EXERCISE:
Wherever a line of the listing holds the string "version", copy that line.

INPUT FOR THIS TASK: Begin

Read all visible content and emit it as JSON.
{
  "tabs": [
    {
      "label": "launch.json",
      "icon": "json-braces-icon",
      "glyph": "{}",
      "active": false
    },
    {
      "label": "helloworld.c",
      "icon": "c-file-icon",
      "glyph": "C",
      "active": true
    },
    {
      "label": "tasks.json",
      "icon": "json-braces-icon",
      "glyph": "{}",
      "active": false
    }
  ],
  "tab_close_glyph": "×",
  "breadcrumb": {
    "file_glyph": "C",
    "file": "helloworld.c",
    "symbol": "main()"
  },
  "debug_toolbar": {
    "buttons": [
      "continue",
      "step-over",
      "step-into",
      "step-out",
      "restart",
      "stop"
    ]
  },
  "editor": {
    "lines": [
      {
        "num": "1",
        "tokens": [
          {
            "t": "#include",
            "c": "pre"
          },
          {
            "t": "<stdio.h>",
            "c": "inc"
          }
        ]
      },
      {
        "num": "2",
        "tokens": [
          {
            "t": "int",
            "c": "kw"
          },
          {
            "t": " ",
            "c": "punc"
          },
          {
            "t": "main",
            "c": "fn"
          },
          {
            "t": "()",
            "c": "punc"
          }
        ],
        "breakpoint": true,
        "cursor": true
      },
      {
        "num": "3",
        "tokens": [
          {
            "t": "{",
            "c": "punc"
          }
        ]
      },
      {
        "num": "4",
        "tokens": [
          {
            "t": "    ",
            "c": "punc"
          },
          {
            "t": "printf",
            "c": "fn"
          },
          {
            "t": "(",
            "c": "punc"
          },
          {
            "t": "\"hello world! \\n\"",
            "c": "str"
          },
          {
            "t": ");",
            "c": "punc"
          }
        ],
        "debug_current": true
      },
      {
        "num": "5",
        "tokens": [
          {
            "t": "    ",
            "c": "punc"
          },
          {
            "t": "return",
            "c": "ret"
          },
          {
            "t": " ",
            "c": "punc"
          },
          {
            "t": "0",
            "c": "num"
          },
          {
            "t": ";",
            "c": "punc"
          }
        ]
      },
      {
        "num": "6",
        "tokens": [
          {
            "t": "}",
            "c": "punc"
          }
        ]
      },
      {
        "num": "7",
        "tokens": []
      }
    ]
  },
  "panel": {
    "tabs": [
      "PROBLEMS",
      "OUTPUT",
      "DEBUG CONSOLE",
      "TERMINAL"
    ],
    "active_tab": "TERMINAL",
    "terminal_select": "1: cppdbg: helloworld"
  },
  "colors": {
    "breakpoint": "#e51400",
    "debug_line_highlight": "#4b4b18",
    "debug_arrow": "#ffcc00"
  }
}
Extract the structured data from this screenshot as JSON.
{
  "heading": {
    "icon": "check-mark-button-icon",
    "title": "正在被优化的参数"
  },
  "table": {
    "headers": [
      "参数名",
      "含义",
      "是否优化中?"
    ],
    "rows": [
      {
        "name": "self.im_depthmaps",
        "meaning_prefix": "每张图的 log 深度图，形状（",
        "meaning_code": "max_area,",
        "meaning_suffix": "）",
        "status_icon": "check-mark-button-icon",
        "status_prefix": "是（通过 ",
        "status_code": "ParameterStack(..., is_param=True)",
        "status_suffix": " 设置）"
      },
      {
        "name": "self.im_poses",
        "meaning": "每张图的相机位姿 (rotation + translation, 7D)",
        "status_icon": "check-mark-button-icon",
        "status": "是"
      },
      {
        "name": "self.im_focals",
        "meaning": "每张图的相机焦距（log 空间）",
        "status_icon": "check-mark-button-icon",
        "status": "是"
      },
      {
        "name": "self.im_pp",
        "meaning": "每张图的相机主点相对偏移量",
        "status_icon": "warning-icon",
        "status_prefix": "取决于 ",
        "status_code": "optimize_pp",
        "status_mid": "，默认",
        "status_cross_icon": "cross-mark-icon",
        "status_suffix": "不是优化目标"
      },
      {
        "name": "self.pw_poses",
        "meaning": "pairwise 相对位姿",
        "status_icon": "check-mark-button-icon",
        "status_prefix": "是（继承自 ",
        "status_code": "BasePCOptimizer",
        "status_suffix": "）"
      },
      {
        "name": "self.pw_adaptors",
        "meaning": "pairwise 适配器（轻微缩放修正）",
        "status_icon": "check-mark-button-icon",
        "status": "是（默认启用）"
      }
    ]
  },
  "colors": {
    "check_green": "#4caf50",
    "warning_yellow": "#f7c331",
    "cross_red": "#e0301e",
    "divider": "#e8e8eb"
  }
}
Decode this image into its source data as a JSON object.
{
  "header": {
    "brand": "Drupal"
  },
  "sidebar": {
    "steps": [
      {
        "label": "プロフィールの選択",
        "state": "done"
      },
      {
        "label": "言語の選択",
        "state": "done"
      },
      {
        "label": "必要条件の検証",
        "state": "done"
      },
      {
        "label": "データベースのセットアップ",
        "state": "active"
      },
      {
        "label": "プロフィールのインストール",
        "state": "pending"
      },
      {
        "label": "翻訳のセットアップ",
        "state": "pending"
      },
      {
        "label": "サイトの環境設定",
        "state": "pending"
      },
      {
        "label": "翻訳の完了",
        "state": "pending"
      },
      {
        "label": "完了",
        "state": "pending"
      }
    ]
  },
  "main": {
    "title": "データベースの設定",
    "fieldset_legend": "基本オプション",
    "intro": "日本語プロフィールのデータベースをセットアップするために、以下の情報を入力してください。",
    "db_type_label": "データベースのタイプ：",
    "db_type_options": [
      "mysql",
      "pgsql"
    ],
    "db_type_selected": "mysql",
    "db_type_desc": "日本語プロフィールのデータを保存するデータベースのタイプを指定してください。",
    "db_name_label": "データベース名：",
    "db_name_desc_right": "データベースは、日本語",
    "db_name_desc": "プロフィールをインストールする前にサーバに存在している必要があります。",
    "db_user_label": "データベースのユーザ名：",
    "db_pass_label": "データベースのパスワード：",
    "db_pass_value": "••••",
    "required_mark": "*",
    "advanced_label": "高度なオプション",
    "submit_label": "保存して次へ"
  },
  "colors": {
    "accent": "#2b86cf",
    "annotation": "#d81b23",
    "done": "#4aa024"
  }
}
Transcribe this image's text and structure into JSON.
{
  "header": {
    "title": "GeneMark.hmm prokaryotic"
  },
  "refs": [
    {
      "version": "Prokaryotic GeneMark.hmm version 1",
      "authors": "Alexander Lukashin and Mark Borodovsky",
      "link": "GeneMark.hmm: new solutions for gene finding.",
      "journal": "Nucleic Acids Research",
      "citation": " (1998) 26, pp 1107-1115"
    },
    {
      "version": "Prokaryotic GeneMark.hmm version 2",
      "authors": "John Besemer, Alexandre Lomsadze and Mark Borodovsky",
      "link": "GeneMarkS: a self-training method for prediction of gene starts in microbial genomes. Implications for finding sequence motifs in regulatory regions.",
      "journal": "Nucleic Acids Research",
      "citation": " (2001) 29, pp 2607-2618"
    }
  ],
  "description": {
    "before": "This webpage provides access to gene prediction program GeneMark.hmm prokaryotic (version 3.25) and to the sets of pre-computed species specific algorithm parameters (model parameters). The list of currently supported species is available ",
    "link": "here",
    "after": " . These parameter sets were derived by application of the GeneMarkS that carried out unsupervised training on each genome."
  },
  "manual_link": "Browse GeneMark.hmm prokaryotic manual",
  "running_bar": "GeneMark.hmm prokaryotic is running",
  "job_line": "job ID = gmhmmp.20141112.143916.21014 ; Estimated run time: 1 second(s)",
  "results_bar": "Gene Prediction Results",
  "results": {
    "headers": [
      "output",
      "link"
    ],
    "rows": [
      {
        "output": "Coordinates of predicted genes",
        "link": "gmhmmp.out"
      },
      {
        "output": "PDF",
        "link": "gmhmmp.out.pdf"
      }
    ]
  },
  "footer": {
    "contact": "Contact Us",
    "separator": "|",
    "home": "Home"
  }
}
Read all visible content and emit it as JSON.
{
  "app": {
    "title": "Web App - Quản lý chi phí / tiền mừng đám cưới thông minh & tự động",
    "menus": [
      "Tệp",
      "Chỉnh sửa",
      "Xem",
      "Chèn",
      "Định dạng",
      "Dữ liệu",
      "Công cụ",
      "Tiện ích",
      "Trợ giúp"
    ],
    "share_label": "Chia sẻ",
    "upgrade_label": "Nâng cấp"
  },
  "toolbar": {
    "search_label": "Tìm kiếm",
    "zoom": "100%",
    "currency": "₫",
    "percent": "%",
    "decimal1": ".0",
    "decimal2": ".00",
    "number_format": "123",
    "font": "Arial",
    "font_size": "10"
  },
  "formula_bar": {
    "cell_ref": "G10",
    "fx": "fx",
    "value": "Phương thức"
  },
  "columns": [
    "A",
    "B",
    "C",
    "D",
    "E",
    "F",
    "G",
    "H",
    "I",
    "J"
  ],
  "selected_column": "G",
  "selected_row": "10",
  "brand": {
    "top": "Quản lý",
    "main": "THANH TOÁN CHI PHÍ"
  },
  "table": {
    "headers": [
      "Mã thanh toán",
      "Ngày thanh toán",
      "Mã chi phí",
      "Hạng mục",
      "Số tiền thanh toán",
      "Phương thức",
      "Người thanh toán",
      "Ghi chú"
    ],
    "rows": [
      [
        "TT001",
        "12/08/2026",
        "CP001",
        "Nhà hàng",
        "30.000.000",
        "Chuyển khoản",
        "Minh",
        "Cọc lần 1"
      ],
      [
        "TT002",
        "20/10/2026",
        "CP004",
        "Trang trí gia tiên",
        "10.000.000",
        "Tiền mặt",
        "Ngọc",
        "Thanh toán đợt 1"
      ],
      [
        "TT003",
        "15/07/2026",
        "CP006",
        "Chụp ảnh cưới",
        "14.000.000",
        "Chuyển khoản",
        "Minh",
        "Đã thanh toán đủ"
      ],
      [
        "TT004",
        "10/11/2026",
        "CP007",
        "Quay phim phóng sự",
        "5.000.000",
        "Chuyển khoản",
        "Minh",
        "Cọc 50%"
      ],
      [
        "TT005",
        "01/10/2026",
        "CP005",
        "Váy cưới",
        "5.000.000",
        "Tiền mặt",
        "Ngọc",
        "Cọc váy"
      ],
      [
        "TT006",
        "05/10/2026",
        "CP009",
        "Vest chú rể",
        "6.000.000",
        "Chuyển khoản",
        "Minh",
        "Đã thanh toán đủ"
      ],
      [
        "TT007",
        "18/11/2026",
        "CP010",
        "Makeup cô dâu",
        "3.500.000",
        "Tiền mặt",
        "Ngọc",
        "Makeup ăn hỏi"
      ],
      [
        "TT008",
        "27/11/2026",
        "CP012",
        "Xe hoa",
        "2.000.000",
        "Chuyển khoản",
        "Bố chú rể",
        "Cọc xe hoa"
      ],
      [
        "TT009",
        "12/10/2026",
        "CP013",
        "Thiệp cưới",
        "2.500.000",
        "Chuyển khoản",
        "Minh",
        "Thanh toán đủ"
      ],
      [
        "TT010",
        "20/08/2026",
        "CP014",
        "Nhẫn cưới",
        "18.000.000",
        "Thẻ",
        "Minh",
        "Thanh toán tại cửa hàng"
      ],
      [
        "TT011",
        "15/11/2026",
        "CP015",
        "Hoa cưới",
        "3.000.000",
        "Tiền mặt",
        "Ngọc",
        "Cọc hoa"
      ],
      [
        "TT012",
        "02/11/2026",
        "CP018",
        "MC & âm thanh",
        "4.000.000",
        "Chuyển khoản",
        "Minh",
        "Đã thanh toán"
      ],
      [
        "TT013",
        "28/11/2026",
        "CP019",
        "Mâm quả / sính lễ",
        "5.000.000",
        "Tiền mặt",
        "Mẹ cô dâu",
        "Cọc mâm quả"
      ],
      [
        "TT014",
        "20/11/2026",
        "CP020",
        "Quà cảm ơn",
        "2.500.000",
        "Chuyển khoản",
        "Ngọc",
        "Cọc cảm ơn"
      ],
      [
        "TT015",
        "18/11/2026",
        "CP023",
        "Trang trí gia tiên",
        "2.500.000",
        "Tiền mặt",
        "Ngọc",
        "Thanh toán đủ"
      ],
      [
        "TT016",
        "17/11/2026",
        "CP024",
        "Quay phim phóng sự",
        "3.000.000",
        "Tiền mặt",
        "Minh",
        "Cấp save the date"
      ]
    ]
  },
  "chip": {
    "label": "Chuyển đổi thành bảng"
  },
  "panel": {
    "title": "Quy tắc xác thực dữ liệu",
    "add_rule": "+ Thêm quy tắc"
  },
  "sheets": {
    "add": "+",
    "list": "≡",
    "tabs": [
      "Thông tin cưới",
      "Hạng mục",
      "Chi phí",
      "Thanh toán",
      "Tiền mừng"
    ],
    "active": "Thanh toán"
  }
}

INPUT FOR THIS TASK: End

ANSWER SPACE:
      "version": "Prokaryotic GeneMark.hmm version 1",
      "version": "Prokaryotic GeneMark.hmm version 2",
    "before": "This webpage provides access to gene prediction program GeneMark.hmm prokaryotic (version 3.25) and to the sets of pre-computed species specific algorithm parameters (model parameters). The list of currently supported species is available ",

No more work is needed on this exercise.